The Annual Report season has come to an end. Or so it could seem. Just as we’re done reminiscing over the year that has just passed, the scouting for upcoming milestones and touchpoints begins. Committed to learning from our experiences, we continue our 365-day journey of annual reporting. During the course of six articles, we’ll present our most essential takeaways regarding performance, purpose, ESG, exposure & opportunities, words & visuals, and format. Using our focus model – How key stakeholders prioritise content and communication in annual reports as our backbone. Here’s what to focus on when scoping your company’s words and visuals in the reporting season of 2023.
In our study Trends in Danish corporate reporting vol.2 — Understanding key stakeholders made in collaboration with Simple Revolution, we asked analysts, investors and key employees how a company should communicate to make compelling annual reporting. And they all agree. If your company should advance your annual reporting, the first impression matter. What they are not totally aligned with, though, is how you succeed the best in making an excellent first impression.
For analysts and investors, it’s crucial to present to-the-point and easily accessible reports. Cut off all the fluff and remember to focus on clarity before coolness. For your professional stakeholders, your company’s ability to communicate clearly signals professionalism.
Management should be forced to think in simpler terms and break the information down, instead of being so wordy.
Investor, Sector specialist
The focus on clarity reflects the opinion on visuals and infographics. Regarding the investors and analysts, it isn’t a make-it-or-break-it situation. They are divided on the usage of the visualisation of facts and figures — some appreciate it dearly, and some would rather be without.
“I am a big fan of infographics. It also forces management to think in simple terms”
But even though the stakeholder groups don’t totally align, they access an annual report with a shared opinion about clarity and relevance, which also bounces back to the usage of visualisations. Infographics and visuals are welcomed if they are easy to decode. In this case, it is not a matter of either-or but a graduation from nice-to-have to need-to-have.
Clarity is also a common denominator for the employee stakeholder group. They wish to be engaged by both words and visuals. Still, they stress the importance of relevance. The same goes for writing styles, tone of voice etc. Stick to the point and show that you want to connect.

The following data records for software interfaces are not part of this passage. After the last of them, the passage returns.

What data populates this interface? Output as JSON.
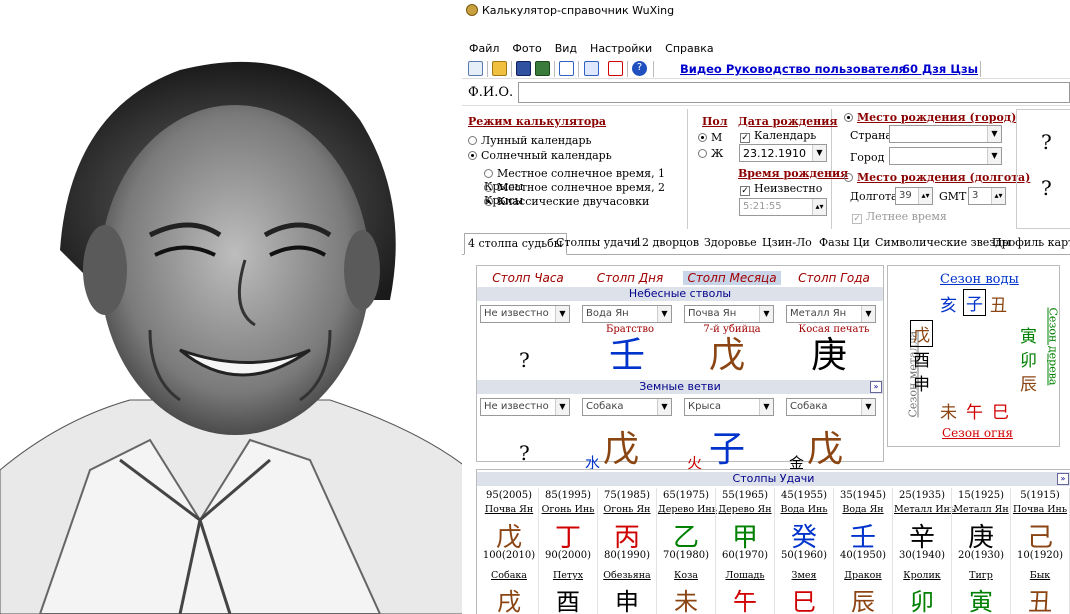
{
  "window": {
    "title": "Калькулятор-справочник WuXing"
  },
  "menu": [
    "Файл",
    "Фото",
    "Вид",
    "Настройки",
    "Справка"
  ],
  "toolbar": {
    "video_link": "Видео Руководство пользователя",
    "dates_link": "60 Дзя Цзы"
  },
  "fio": {
    "label": "Ф.И.О.",
    "value": ""
  },
  "mode": {
    "title": "Режим калькулятора",
    "lunar": "Лунный календарь",
    "solar": "Солнечный календарь",
    "opt1": "Местное солнечное время, 1 Крысы",
    "opt2": "Местное солнечное время, 2 Крысы",
    "opt3": "Классические двучасовки"
  },
  "gender": {
    "title": "Пол",
    "m": "М",
    "f": "Ж"
  },
  "birth": {
    "date_title": "Дата рождения",
    "calendar": "Календарь",
    "date": "23.12.1910",
    "time_title": "Время рождения",
    "unknown": "Неизвестно",
    "time": "5:21:55"
  },
  "place": {
    "city_title": "Место рождения (город)",
    "country": "Страна",
    "city": "Город",
    "lon_title": "Место рождения (долгота)",
    "lon_label": "Долгота",
    "lon": "39",
    "gmt_label": "GMT",
    "gmt": "3",
    "summer": "Летнее время",
    "q1": "?",
    "q2": "?"
  },
  "tabs": [
    "4 столпа судьбы",
    "Столпы удачи",
    "12 дворцов",
    "Здоровье",
    "Цзин-Ло",
    "Фазы Ци",
    "Символические звезды",
    "Профиль карты"
  ],
  "pillars": {
    "headers": [
      "Столп Часа",
      "Столп Дня",
      "Столп Месяца",
      "Столп Года"
    ],
    "stems_title": "Небесные стволы",
    "branches_title": "Земные ветви",
    "stem_selects": [
      "Не известно",
      "Вода Ян",
      "Почва Ян",
      "Металл Ян"
    ],
    "stem_notes": [
      "",
      "Братство",
      "7-й убийца",
      "Косая печать"
    ],
    "stem_glyphs": [
      "?",
      "壬",
      "戊",
      "庚"
    ],
    "branch_selects": [
      "Не известно",
      "Собака",
      "Крыса",
      "Собака"
    ],
    "branch_small": [
      "",
      "水",
      "火",
      "金"
    ],
    "branch_glyphs": [
      "?",
      "戊",
      "子",
      "戊"
    ]
  },
  "season": {
    "water": "Сезон воды",
    "fire": "Сезон огня",
    "metal": "Сезон металла",
    "wood": "Сезон дерева",
    "top": [
      "亥",
      "子",
      "丑"
    ],
    "left": [
      "戊",
      "酉",
      "申"
    ],
    "right": [
      "寅",
      "卯",
      "辰"
    ],
    "bottom": [
      "未",
      "午",
      "巳"
    ]
  },
  "luck": {
    "title": "Столпы Удачи",
    "years1": [
      "95(2005)",
      "85(1995)",
      "75(1985)",
      "65(1975)",
      "55(1965)",
      "45(1955)",
      "35(1945)",
      "25(1935)",
      "15(1925)",
      "5(1915)"
    ],
    "names1": [
      "Почва Ян",
      "Огонь Инь",
      "Огонь Ян",
      "Дерево Инь",
      "Дерево Ян",
      "Вода Инь",
      "Вода Ян",
      "Металл Инь",
      "Металл Ян",
      "Почва Инь"
    ],
    "glyphs1": [
      "戊",
      "丁",
      "丙",
      "乙",
      "甲",
      "癸",
      "壬",
      "辛",
      "庚",
      "己"
    ],
    "years2": [
      "100(2010)",
      "90(2000)",
      "80(1990)",
      "70(1980)",
      "60(1970)",
      "50(1960)",
      "40(1950)",
      "30(1940)",
      "20(1930)",
      "10(1920)"
    ],
    "names2": [
      "Собака",
      "Петух",
      "Обезьяна",
      "Коза",
      "Лошадь",
      "Змея",
      "Дракон",
      "Кролик",
      "Тигр",
      "Бык"
    ],
    "glyphs2": [
      "戌",
      "酉",
      "申",
      "未",
      "午",
      "巳",
      "辰",
      "卯",
      "寅",
      "丑"
    ]
  },
  "colors": {
    "earth": "#8b4513",
    "fire": "#d00000",
    "wood": "#008000",
    "water": "#0033cc",
    "metal": "#000000"
  }
}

The way companies talk about serious issues is often too weak. Phrases like 'we are trying to avoid corruption' are simply too weak. This isn't something you 'try' to do. You either do or you don't. The language must be clear and binding.

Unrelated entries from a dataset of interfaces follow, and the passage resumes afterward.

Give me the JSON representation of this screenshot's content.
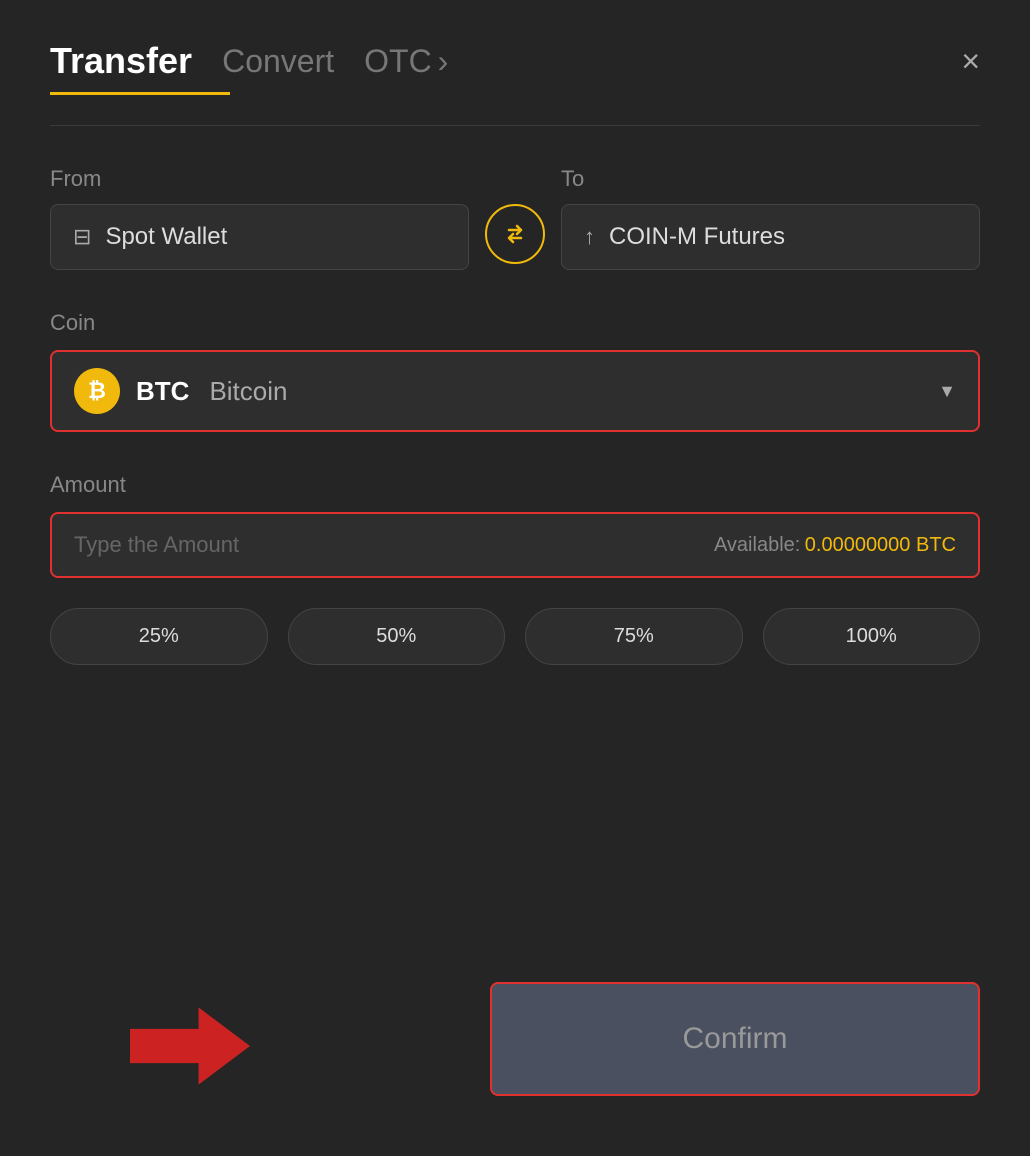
{
  "header": {
    "tab_transfer": "Transfer",
    "tab_convert": "Convert",
    "tab_otc": "OTC",
    "close_label": "×"
  },
  "from": {
    "label": "From",
    "wallet": "Spot Wallet"
  },
  "to": {
    "label": "To",
    "wallet": "COIN-M Futures"
  },
  "coin": {
    "label": "Coin",
    "symbol": "BTC",
    "name": "Bitcoin"
  },
  "amount": {
    "label": "Amount",
    "placeholder": "Type the Amount",
    "available_label": "Available:",
    "available_value": "0.00000000 BTC"
  },
  "percent_buttons": [
    {
      "label": "25%"
    },
    {
      "label": "50%"
    },
    {
      "label": "75%"
    },
    {
      "label": "100%"
    }
  ],
  "confirm_button": "Confirm"
}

Employee, Senior manager
Your storytelling reflects back on your company’s level of professionalism. Be clear and concise, but make it engaging. If you’re consistent and relevant in using visualisations and writing, it functions as a better first impression.

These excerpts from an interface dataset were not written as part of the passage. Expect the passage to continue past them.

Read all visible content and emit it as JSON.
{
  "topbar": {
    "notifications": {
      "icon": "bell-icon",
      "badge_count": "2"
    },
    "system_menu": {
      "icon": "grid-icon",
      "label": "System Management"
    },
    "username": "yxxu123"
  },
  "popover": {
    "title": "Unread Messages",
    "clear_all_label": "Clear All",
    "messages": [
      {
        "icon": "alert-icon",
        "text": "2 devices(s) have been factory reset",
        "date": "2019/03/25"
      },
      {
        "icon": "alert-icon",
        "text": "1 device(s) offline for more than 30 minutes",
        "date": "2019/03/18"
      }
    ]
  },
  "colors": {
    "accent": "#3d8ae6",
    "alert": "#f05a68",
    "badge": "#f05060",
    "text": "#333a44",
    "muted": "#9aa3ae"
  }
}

Let’s exemplify it …
We've worked with 11 different companies crafting amongst others 8 annual reports, 2 integrated reports and 4 sustainability reports and a broad variety of other reports.
As a design studio, we’re always keen on investigating how to show it rather than tell it. Here clarity, readability and relevance are always of the highest priority — combined with the urge to make great design, obviously. In the reporting year of 2022, we’re particularly fond of the bespoke illustrations in Arla’s first-ever Integrated Report.
Arla uses bespoke illustrations to visualise predicted futures instead of photos. This gives a very distinct and recognisable expression throughout the report.